**Voltage Divider: **A voltage divider is a simple circuit which turns a large voltage into a smaller one. Using just two series resistors and an input voltage, we can create an output voltage that is a fraction of the input. Voltage dividers are one of the most fundamental circuits in electronics.

It is interesting and useful to consider how voltage is divided among resistors in series. Consider the circuit to the right. There is only one current flowing around the loop (i_{s}).

We know that:

v₂ = R₂i_{s} … (a)

We also know that:

i_{s} = v_{s}/R_{eq} … (1)

R_{eq} = R₁ + R₂ … (2)

After substituting equations (1) and (2) in equation (a) we get:

v₂ = R₂/(R₁ + R₂)v_{s}

This is the basic voltage divider result. Namely, the voltage across a resistor in series with other resistors is the ratio of that resistor to the total resistance of all resistors, multiplied by the total voltage across all the resistors.

**Current Divider: **In electronics, a current divider is a simple linear circuit that produces an output current that is a fraction of its input current. Current division refers to the splitting of current between the branches of the divider.

It is equally useful to consider how current divides across parallel resistors.

We know that:

R_{eq} = R₁R₂/(R₁ + R₂)

v₁₂ = i_{s} R_{eq}

Applying Ohm’s law to each resistor:

i₁ = v₁₂/R₁ = (R_{eq}/R_{1})i_{s} = (R₂/[R₁ + R₂])i_{s}

i₂ = v₁₂/R₂ = (R_{eq}/R₂)i_{s} = (R₂/[R₁ + R₂])i_{s}

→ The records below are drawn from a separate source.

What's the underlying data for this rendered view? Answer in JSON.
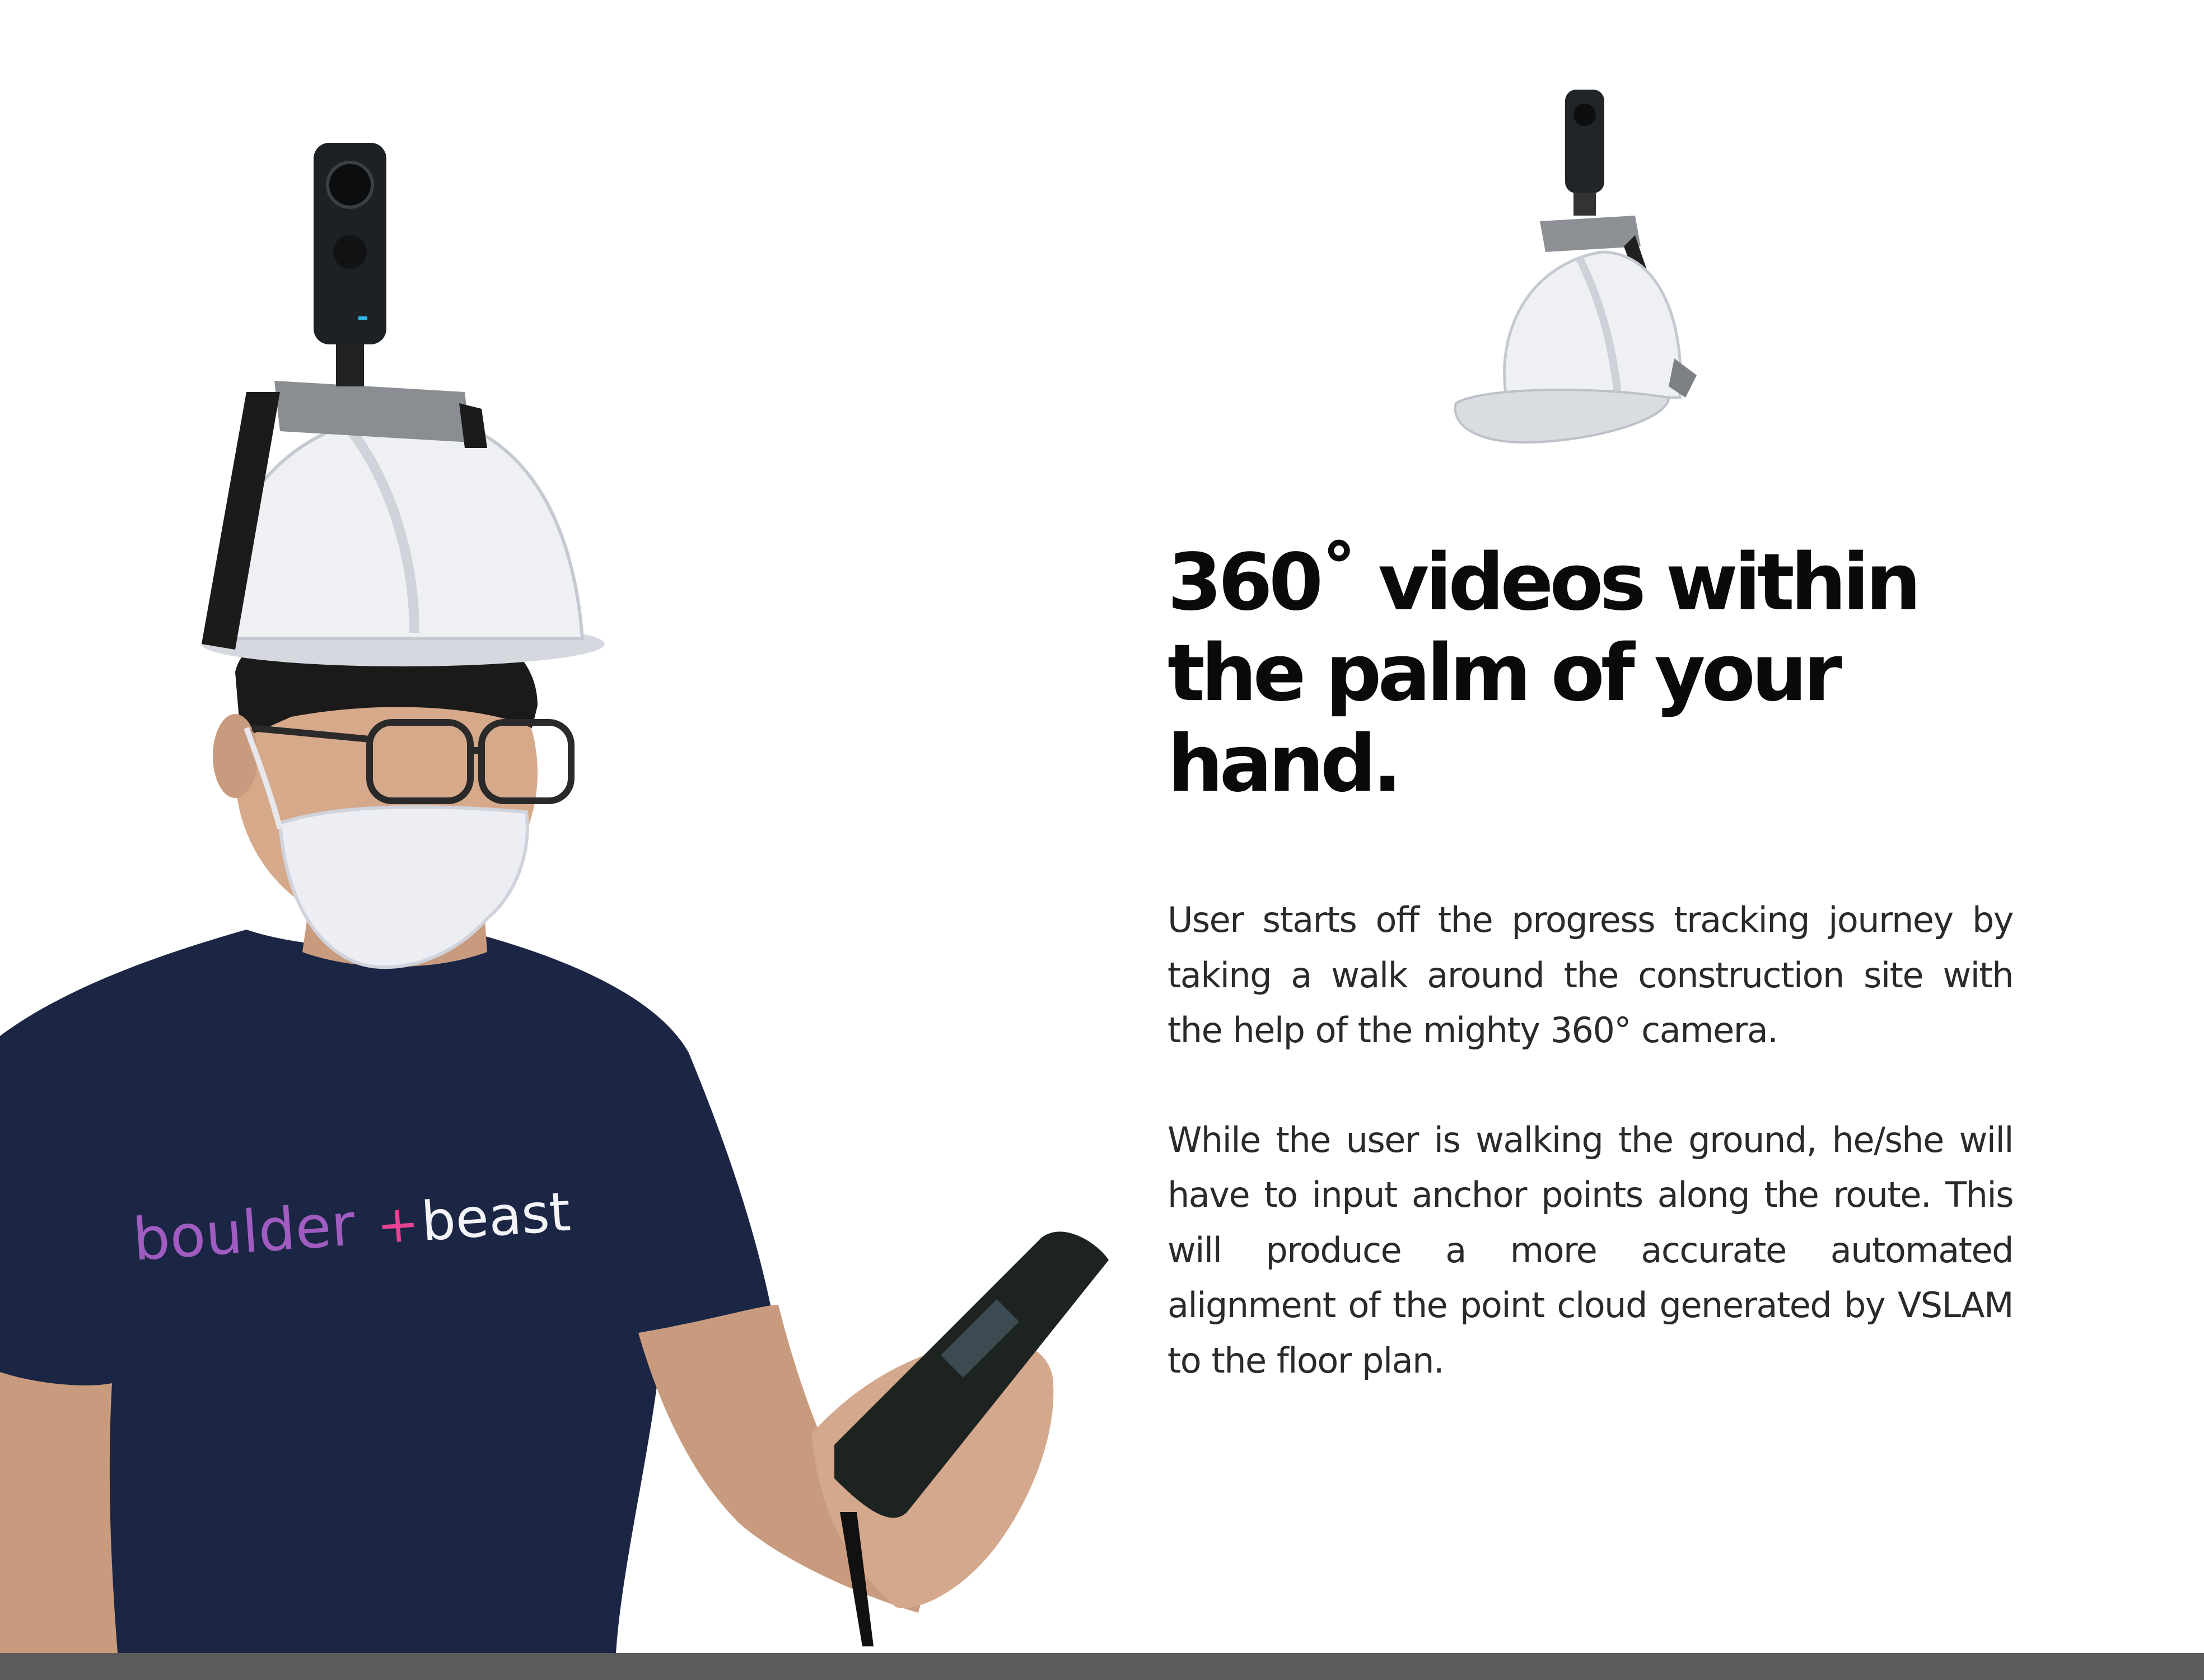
{
  "headline": "360˚ videos within the palm of your hand.",
  "paragraphs": {
    "p1": "User starts off the progress tracking journey by taking a walk around the construction site with the help of the mighty 360° camera.",
    "p2": "While the user is walking the ground, he/she will have to input anchor points along the route. This will produce a more accurate automated alignment of the point cloud generated by VSLAM to the floor plan."
  },
  "shirt_logo": {
    "word1": "boulder",
    "plus": "+",
    "word2": "beast"
  },
  "colors": {
    "shirt_navy": "#1b2644",
    "helmet_white": "#eef0f4",
    "bottom_bar": "#5b5b5b",
    "logo_purple": "#9b59b6",
    "logo_pink": "#e84393"
  }
}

Thus, current entering a set of parallel resistors splits such that more current passes through the less resistive path. Note that if one of these resistors is a short (R = 0), all of the current will pass through that resistor.